Earlier today I tailed a couple of the riches in town. The man was wearing an elaborate button-up suit, with matching top hat, and the woman was wearing a gorgeous gown.
I have no idea what they were doing in this part of the city. I stayed in the shadows of the alley; nothing but a ghost to them.
It’s almost like I don’t exist anymore, no one cares if I live or die, I’m alone.
After writing in her journal, Emily continues her walk around Boston.
She notices that there are more businesses closed than there were before.
Pretty soon the whole town will cease to exist, Emily thought to herself.
When Emily spotted a garbage bin near a closed shop, she went over and rummaged through it for a recent newspaper.
She was in luck, the found an issue with today’s date on it.
The headline read as follows:
Banks Panic and Go Bankrupt
Local banks all around the country are going into a panic as citizens flood in to withdraw all of their savings from their bank accounts, resulting in thousands of bankruptcies.
Below that, another article read:
Number of Unemployed Citizens Rises as Depression Goes on
What was once 3.2 percent of unemployed workers has now risen to 8.7 percent.
There just aren’t enough jobs for all the folks around town, what with all the closers and lack of need for bigger materials.

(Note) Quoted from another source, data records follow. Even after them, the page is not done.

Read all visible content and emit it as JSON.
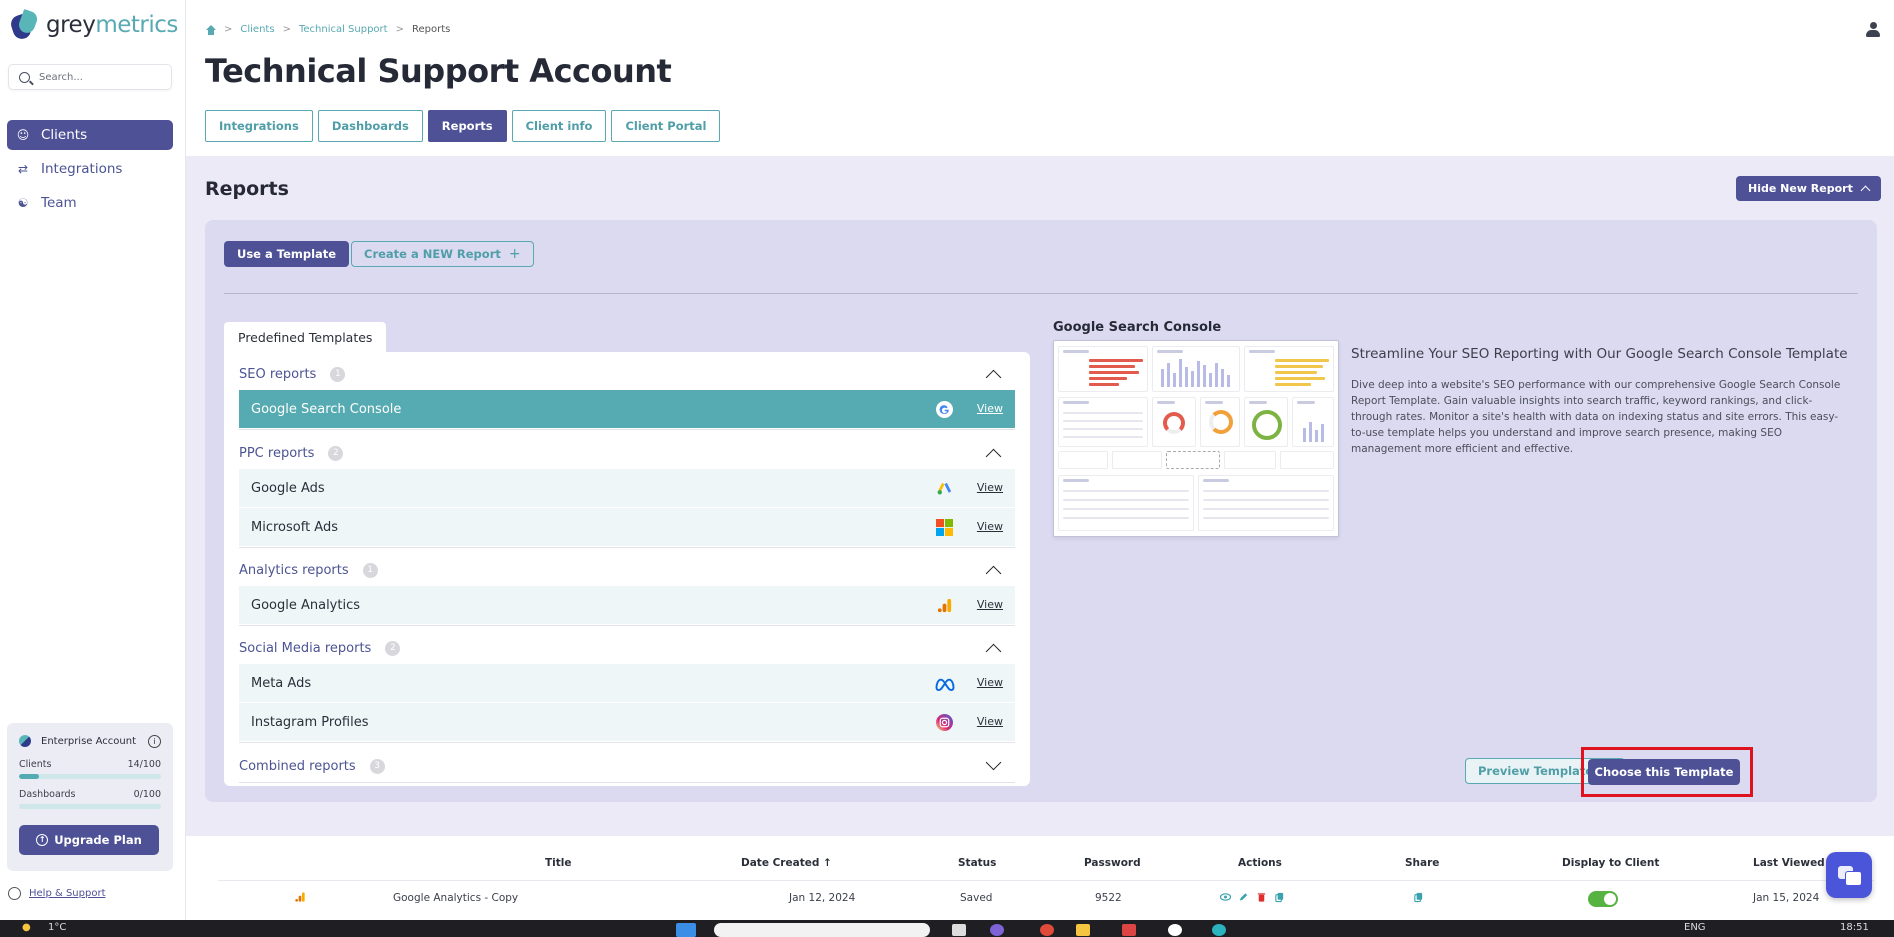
{
  "brand": {
    "name_a": "grey",
    "name_b": "metrics",
    "accent": "#4e5196",
    "teal": "#58a9b2"
  },
  "sidebar": {
    "search_placeholder": "Search...",
    "items": [
      {
        "label": "Clients",
        "icon": "user-icon"
      },
      {
        "label": "Integrations",
        "icon": "arrows-icon"
      },
      {
        "label": "Team",
        "icon": "team-icon"
      }
    ],
    "plan": {
      "name": "Enterprise Account",
      "clients_label": "Clients",
      "clients_value": "14/100",
      "clients_fraction": 0.14,
      "dashboards_label": "Dashboards",
      "dashboards_value": "0/100",
      "dashboards_fraction": 0.0,
      "upgrade_label": "Upgrade Plan"
    },
    "help_label": "Help & Support"
  },
  "header": {
    "breadcrumb": [
      "Clients",
      "Technical Support",
      "Reports"
    ],
    "title": "Technical Support Account",
    "tabs": [
      "Integrations",
      "Dashboards",
      "Reports",
      "Client info",
      "Client Portal"
    ]
  },
  "reports": {
    "title": "Reports",
    "hide_label": "Hide New Report",
    "use_template_label": "Use a Template",
    "create_label": "Create a NEW Report",
    "predefined_tab": "Predefined Templates",
    "categories": [
      {
        "name": "SEO reports",
        "count": "1",
        "items": [
          {
            "name": "Google Search Console",
            "view": "View"
          }
        ]
      },
      {
        "name": "PPC reports",
        "count": "2",
        "items": [
          {
            "name": "Google Ads",
            "view": "View"
          },
          {
            "name": "Microsoft Ads",
            "view": "View"
          }
        ]
      },
      {
        "name": "Analytics reports",
        "count": "1",
        "items": [
          {
            "name": "Google Analytics",
            "view": "View"
          }
        ]
      },
      {
        "name": "Social Media reports",
        "count": "2",
        "items": [
          {
            "name": "Meta Ads",
            "view": "View"
          },
          {
            "name": "Instagram Profiles",
            "view": "View"
          }
        ]
      },
      {
        "name": "Combined reports",
        "count": "3",
        "items": []
      }
    ],
    "selected_title": "Google Search Console",
    "desc_heading": "Streamline Your SEO Reporting with Our Google Search Console Template",
    "desc_body": "Dive deep into a website's SEO performance with our comprehensive Google Search Console Report Template. Gain valuable insights into search traffic, keyword rankings, and click-through rates. Monitor a site's health with data on indexing status and site errors. This easy-to-use template helps you understand and improve search presence, making SEO management more efficient and effective.",
    "preview_label": "Preview Template",
    "choose_label": "Choose this Template"
  },
  "table": {
    "headers": [
      "Title",
      "Date Created ↑",
      "Status",
      "Password",
      "Actions",
      "Share",
      "Display to Client",
      "Last Viewed"
    ],
    "rows": [
      {
        "title": "Google Analytics - Copy",
        "date": "Jan 12, 2024",
        "status": "Saved",
        "password": "9522",
        "last_viewed": "Jan 15, 2024",
        "display_to_client": true
      }
    ]
  },
  "taskbar": {
    "weather": "1°C",
    "lang": "ENG",
    "time": "18:51"
  }
}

Emily folded up the paper and let out a sigh.
She herself had been looking for work, but everywhere she went either wasn’t hiring or didn’t want her because she was a girl.

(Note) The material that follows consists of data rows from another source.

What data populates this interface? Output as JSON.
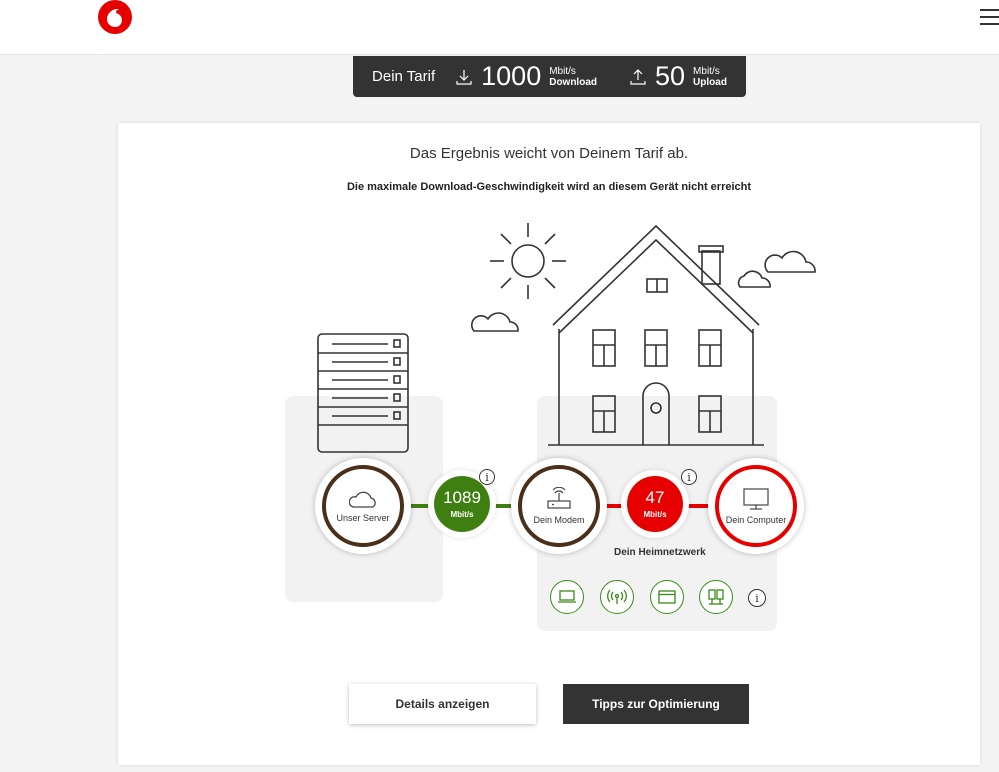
{
  "tarif": {
    "label": "Dein Tarif",
    "download_value": "1000",
    "download_unit": "Mbit/s",
    "download_label": "Download",
    "upload_value": "50",
    "upload_unit": "Mbit/s",
    "upload_label": "Upload"
  },
  "result": {
    "headline": "Das Ergebnis weicht von Deinem Tarif ab.",
    "subline": "Die maximale Download-Geschwindigkeit wird an diesem Gerät nicht erreicht"
  },
  "nodes": {
    "server": "Unser Server",
    "modem": "Dein Modem",
    "computer": "Dein Computer"
  },
  "speeds": {
    "server_modem": {
      "value": "1089",
      "unit": "Mbit/s",
      "color": "#3f7f12"
    },
    "modem_computer": {
      "value": "47",
      "unit": "Mbit/s",
      "color": "#e60000"
    }
  },
  "heimnetzwerk_label": "Dein Heimnetzwerk",
  "colors": {
    "brand": "#e60000",
    "good": "#3f7f12",
    "dark": "#333333"
  },
  "buttons": {
    "details": "Details anzeigen",
    "tipps": "Tipps zur Optimierung"
  }
}
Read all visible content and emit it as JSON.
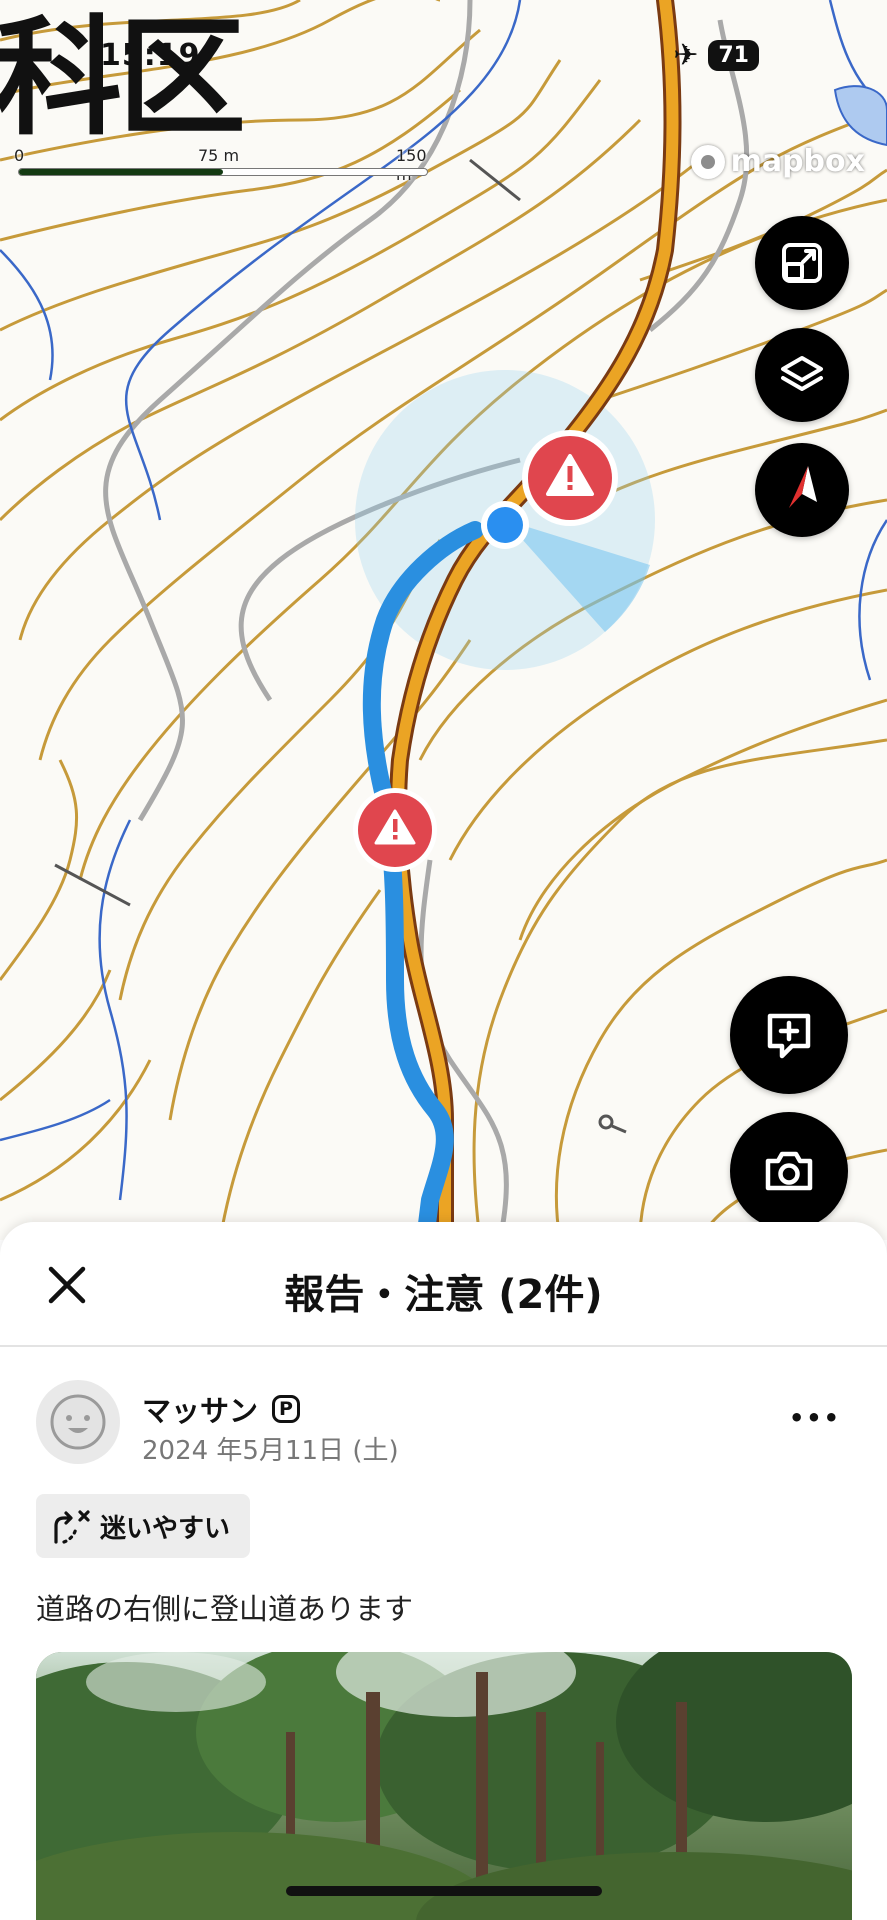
{
  "status_bar": {
    "time": "15:19",
    "battery": "71",
    "airplane_icon": "airplane-icon"
  },
  "map": {
    "place_label": "科区",
    "scale": {
      "labels": [
        "0",
        "75 m",
        "150 m"
      ],
      "fill_fraction": 0.5
    },
    "attribution": "mapbox",
    "colors": {
      "contour": "#c69a3a",
      "path_gray": "#a9a9a9",
      "stream": "#3a68c8",
      "user_track": "#2a8fe0",
      "trail": "#eba424",
      "warning": "#e0464e",
      "location_dot": "#2a8ff0"
    },
    "controls": {
      "expand_icon": "expand-icon",
      "layers_icon": "layers-icon",
      "compass_icon": "compass-icon",
      "add_report_icon": "add-report-icon",
      "camera_icon": "camera-icon"
    }
  },
  "sheet": {
    "title": "報告・注意 (2件)",
    "close_icon": "close-icon",
    "post": {
      "username": "マッサン",
      "badge": "P",
      "date": "2024 年5月11日 (土)",
      "more": "•••",
      "tag": "迷いやすい",
      "tag_icon": "lost-path-icon",
      "text": "道路の右側に登山道あります"
    }
  }
}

The sun was almost set, and Emily had to get back to her alley before someone else claimed it for the night.
On her walk back, Emily passed a young boy, who looked not but five years old.
His face was dirty with grim, and his clothes were tattered.
“Are you alone little boy?” Emily asked him quietly. Her voice was raspy from lack of use.
The boy nodded slowly. He looked like he was close to tears.
After looking around and seeing nobody, Emily picked up the boy and whispered to him, “I’ll look after you. Everything will be fine.”
Emily walked back to her alley with the small boy in her arms. She gave him the cleanest part of the paper to sleep on while kept watch.
Through the next few days, Emily became a sort of mother figure to the boy. She felt very protective of him.
I finally have a purpose to keep fighting, she thought. And for the first time in months, Emily smiled.